What Happens after Surgery?
It is very important to follow the eating and drinking instructions starting right after the operation to allow the new stomach structure to heal completely and in the right position. The LAP-BAND is usually left empty or only partially filled for the first 4 to 6 weeks after surgery. After that time you will begin a schedule of adjustments.
LAP-BAND adjustments are performed without surgery in the office using a thin needle to inject or withdraw saline from the band via the access port. We have an ultrasound machine we use in the office to make the process smooth and easy. Being able to adjust the band is a unique feature of the LAP-BAND system and is a normal part of the follow-up. This feature lets your surgeon find the right level of restriction to meet your individual needs. When your band is properly adjusted, you should not feel hungry between meals, and you should feel full with a limited amount of food.
You will notice a difference in the amount and type of food you can eat. You will receive nutritional counseling to help show you the dos and don’ts. Since the amount of food you can eat will be much less, it becomes very important to eat the right types of food to be sure your body gets enough nutrients.
Exercise is important. Most people find that as the weight comes off after surgery, it becomes easier to exercise. Then, as they exercise more the weight comes off even more. It’s like a reverse snowball effect: as a snowball rolls downhill it goes faster and grows bigger – but instead of a snowball getting bigger, it is you getting smaller and healthier! We recommend that our patients exercise at least 30 minutes a day at least 5 days a week.
It is reasonable to expect to lose about half of your excess body weight after LAP-BAND surgery. Most patients lose about 1- 2 pounds per week when the band is adjusted optimally. Most patients stabilize at their new lower weight between 3 and 5 years after surgery. Weight loss can occur much faster if plication is performed.
Weight-related medical problems may be alleviated or eliminated after weight-loss surgery. Such conditions include diabetes, high blood pressure, sleep apnea, and weight related depression. Significant weight loss may also decrease your risk of heart disease and some types of cancer.

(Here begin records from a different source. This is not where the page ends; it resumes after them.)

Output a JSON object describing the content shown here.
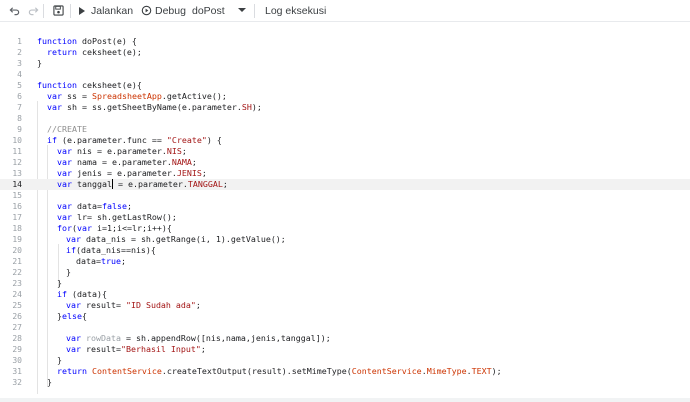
{
  "toolbar": {
    "run_label": "Jalankan",
    "debug_label": "Debug",
    "function_selected": "doPost",
    "log_label": "Log eksekusi"
  },
  "icons": {
    "undo": "undo-icon",
    "redo": "redo-icon",
    "save": "save-icon",
    "run": "play-icon",
    "debug": "debug-icon",
    "dropdown": "caret-down-icon"
  },
  "editor": {
    "active_line": 14,
    "line_numbers": [
      "1",
      "2",
      "3",
      "4",
      "5",
      "6",
      "7",
      "8",
      "9",
      "10",
      "11",
      "12",
      "13",
      "14",
      "15",
      "16",
      "17",
      "18",
      "19",
      "20",
      "21",
      "22",
      "23",
      "24",
      "25",
      "26",
      "27",
      "28",
      "29",
      "30",
      "31",
      "32"
    ]
  },
  "code": {
    "l1": {
      "kw": "function",
      "rest": " doPost(e) {"
    },
    "l2": {
      "kw": "return",
      "rest": " ceksheet(e);"
    },
    "l3": {
      "rest": "}"
    },
    "l5": {
      "kw": "function",
      "rest": " ceksheet(e){"
    },
    "l6": {
      "kw": "var",
      "a": " ss = ",
      "svc": "SpreadsheetApp",
      "b": ".getActive();"
    },
    "l7": {
      "kw": "var",
      "a": " sh = ss.getSheetByName(e.parameter.",
      "prop": "SH",
      "b": ");"
    },
    "l9": {
      "cm": "//CREATE"
    },
    "l10": {
      "kw": "if",
      "a": " (e.parameter.func == ",
      "str": "\"Create\"",
      "b": ") {"
    },
    "l11": {
      "kw": "var",
      "a": " nis = e.parameter.",
      "prop": "NIS",
      "b": ";"
    },
    "l12": {
      "kw": "var",
      "a": " nama = e.parameter.",
      "prop": "NAMA",
      "b": ";"
    },
    "l13": {
      "kw": "var",
      "a": " jenis = e.parameter.",
      "prop": "JENIS",
      "b": ";"
    },
    "l14": {
      "kw": "var",
      "a": " tanggal",
      "c": " = e.parameter.",
      "prop": "TANGGAL",
      "b": ";"
    },
    "l16": {
      "kw": "var",
      "a": " data=",
      "kw2": "false",
      "b": ";"
    },
    "l17": {
      "kw": "var",
      "a": " lr= sh.getLastRow();"
    },
    "l18": {
      "kw": "for",
      "a": "(",
      "kw2": "var",
      "b": " i=1;i<=lr;i++){"
    },
    "l19": {
      "kw": "var",
      "a": " data_nis = sh.getRange(i, 1).getValue();"
    },
    "l20": {
      "kw": "if",
      "a": "(data_nis==nis){"
    },
    "l21": {
      "a": "data=",
      "kw2": "true",
      "b": ";"
    },
    "l22": {
      "rest": "}"
    },
    "l23": {
      "rest": "}"
    },
    "l24": {
      "kw": "if",
      "a": " (data){"
    },
    "l25": {
      "kw": "var",
      "a": " result= ",
      "str": "\"ID Sudah ada\"",
      "b": ";"
    },
    "l26": {
      "a": "}",
      "kw": "else",
      "b": "{"
    },
    "l28": {
      "kw": "var",
      "faint": " rowData",
      "a": " = sh.appendRow([nis,nama,jenis,tanggal]);"
    },
    "l29": {
      "kw": "var",
      "a": " result=",
      "str": "\"Berhasil Input\"",
      "b": ";"
    },
    "l30": {
      "rest": "}"
    },
    "l31": {
      "kw": "return",
      "a": " ",
      "svc": "ContentService",
      "b": ".createTextOutput(result).setMimeType(",
      "svc2": "ContentService",
      "c": ".",
      "svc3": "MimeType",
      "d": ".",
      "svc4": "TEXT",
      "e": ");"
    },
    "l32": {
      "rest": "}"
    }
  }
}
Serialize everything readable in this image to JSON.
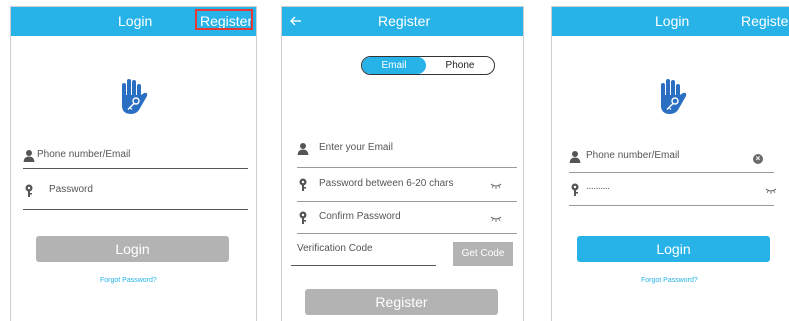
{
  "screen1": {
    "title": "Login",
    "register_link": "Register",
    "phone_placeholder": "Phone number/Email",
    "password_placeholder": "Password",
    "login_button": "Login",
    "forgot_password": "Forgot Password?"
  },
  "screen2": {
    "title": "Register",
    "toggle": {
      "email": "Email",
      "phone": "Phone",
      "active": "Email"
    },
    "email_placeholder": "Enter your Email",
    "password_placeholder": "Password between 6-20 chars",
    "confirm_placeholder": "Confirm Password",
    "verification_placeholder": "Verification Code",
    "get_code_button": "Get Code",
    "register_button": "Register"
  },
  "screen3": {
    "title": "Login",
    "register_link": "Registe",
    "phone_placeholder": "Phone number/Email",
    "password_value": "··········",
    "login_button": "Login",
    "forgot_password": "Forgot Password?"
  },
  "colors": {
    "accent": "#27b3e8",
    "highlight": "#e53935",
    "disabled_button": "#b3b3b3",
    "hand_icon": "#2a6fc2"
  },
  "icons": [
    "arrow-left-icon",
    "hand-key-icon",
    "user-icon",
    "key-icon",
    "eye-closed-icon",
    "clear-icon"
  ]
}
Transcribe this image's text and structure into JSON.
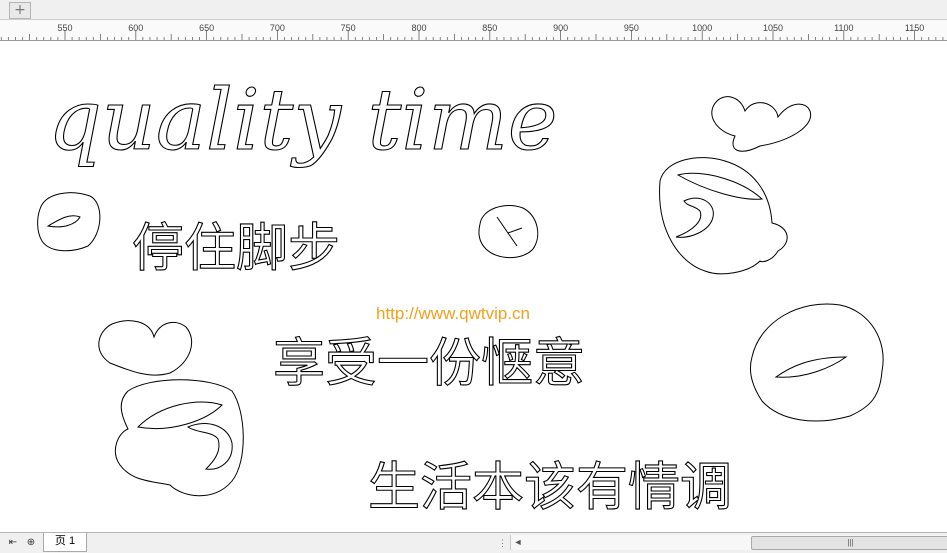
{
  "tabbar": {
    "add_tab_icon": "plus-icon",
    "add_tab_glyph": "+"
  },
  "ruler": {
    "ticks": [
      "550",
      "600",
      "650",
      "700",
      "750",
      "800",
      "850",
      "900",
      "950",
      "1000",
      "1050",
      "1100",
      "1150"
    ]
  },
  "canvas": {
    "title_text": "quality time",
    "line1": "停住脚步",
    "line2": "享受一份惬意",
    "line3": "生活本该有情调",
    "watermark_url": "http://www.qwtvip.cn"
  },
  "statusbar": {
    "first_page_glyph": "⇤",
    "add_page_glyph": "⊕",
    "page_tab_label": "页 1",
    "scroll_left_glyph": "◄",
    "thumb_glyph": "|||",
    "split_glyph": "⋮"
  }
}
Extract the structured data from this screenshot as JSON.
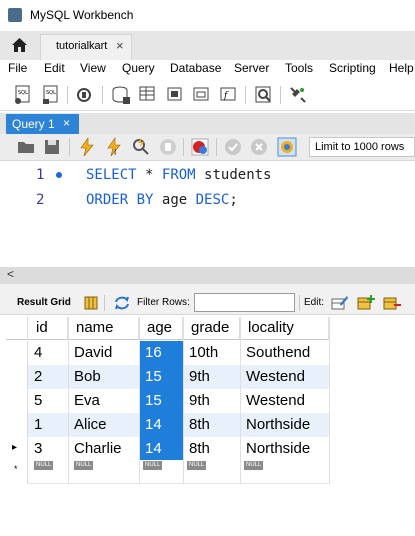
{
  "window": {
    "title": "MySQL Workbench"
  },
  "connection_tab": {
    "label": "tutorialkart",
    "close": "×"
  },
  "menu": [
    "File",
    "Edit",
    "View",
    "Query",
    "Database",
    "Server",
    "Tools",
    "Scripting",
    "Help"
  ],
  "query_tab": {
    "label": "Query 1",
    "close": "×"
  },
  "editor": {
    "limit_label": "Limit to 1000 rows",
    "lines": [
      {
        "num": "1",
        "code": "SELECT * FROM students"
      },
      {
        "num": "2",
        "code": "ORDER BY age DESC;"
      }
    ]
  },
  "result_toolbar": {
    "result_grid_label": "Result Grid",
    "filter_label": "Filter Rows:",
    "filter_value": "",
    "edit_label": "Edit:"
  },
  "grid": {
    "columns": [
      "id",
      "name",
      "age",
      "grade",
      "locality"
    ],
    "rows": [
      [
        "4",
        "David",
        "16",
        "10th",
        "Southend"
      ],
      [
        "2",
        "Bob",
        "15",
        "9th",
        "Westend"
      ],
      [
        "5",
        "Eva",
        "15",
        "9th",
        "Westend"
      ],
      [
        "1",
        "Alice",
        "14",
        "8th",
        "Northside"
      ],
      [
        "3",
        "Charlie",
        "14",
        "8th",
        "Northside"
      ]
    ],
    "null_label": "NULL",
    "row_marker": "▸",
    "new_row_marker": "*"
  },
  "colors": {
    "selection": "#1f7ed9",
    "tab_active": "#2d83d6",
    "keyword": "#1860d8"
  }
}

Weight loss surgery is not without risk. The risks of surgery must be weighed carefully against the benefits of weight loss. Any major surgery carries risks of anesthesia, bleeding, infection, blood clots, pulmonary embolism – any of these can be minor or very serious including death. In addition, Gastric Banding carries specific risks, including but not limited to: band slippage, band erosion, or mechanical malfunction of the port. At Atlanta Bariatrics, you and your doctor will carefully review the risks weighed against the benefits of surgery for your particular situation.